Dataset entries:
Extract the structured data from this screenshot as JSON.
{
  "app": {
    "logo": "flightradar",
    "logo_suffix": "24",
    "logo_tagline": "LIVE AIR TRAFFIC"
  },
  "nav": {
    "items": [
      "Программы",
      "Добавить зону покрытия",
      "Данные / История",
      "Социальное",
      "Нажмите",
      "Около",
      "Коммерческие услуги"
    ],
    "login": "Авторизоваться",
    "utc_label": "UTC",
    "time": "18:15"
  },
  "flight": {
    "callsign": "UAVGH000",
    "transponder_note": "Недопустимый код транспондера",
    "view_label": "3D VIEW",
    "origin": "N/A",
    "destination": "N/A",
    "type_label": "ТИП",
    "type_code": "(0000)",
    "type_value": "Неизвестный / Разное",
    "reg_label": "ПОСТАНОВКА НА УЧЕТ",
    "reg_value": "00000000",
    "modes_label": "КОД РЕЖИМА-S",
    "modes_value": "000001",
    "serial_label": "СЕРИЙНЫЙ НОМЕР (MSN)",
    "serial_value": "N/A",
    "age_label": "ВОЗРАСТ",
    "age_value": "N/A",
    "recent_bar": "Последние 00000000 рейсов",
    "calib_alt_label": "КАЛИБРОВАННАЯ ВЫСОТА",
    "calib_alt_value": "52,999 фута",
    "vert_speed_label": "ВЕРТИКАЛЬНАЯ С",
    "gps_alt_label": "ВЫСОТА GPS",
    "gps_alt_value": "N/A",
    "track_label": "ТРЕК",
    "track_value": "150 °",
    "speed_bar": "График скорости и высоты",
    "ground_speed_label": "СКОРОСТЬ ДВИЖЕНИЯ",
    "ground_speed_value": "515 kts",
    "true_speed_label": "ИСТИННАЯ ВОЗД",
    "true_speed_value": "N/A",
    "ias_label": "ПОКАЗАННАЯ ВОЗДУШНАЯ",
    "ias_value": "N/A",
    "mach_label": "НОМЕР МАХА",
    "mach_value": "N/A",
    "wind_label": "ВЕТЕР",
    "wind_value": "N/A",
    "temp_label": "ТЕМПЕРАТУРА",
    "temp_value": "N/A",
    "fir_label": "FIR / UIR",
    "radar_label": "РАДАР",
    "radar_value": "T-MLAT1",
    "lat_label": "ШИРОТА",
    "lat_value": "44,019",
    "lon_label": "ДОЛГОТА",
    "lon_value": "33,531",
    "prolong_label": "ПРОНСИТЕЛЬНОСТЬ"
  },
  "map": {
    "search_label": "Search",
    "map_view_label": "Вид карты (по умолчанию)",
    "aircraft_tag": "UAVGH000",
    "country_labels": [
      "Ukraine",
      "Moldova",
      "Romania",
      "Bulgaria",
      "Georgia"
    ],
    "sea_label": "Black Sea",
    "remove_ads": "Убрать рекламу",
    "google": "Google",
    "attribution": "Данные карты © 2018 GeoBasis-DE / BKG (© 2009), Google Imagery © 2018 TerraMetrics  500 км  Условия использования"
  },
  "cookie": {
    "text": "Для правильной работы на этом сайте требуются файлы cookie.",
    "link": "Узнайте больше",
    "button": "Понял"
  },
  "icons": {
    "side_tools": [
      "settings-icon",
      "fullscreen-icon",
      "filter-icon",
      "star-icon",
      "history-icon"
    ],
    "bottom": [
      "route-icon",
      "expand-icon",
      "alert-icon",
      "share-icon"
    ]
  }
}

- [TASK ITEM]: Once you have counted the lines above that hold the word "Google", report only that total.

- [OUTPUT]: 2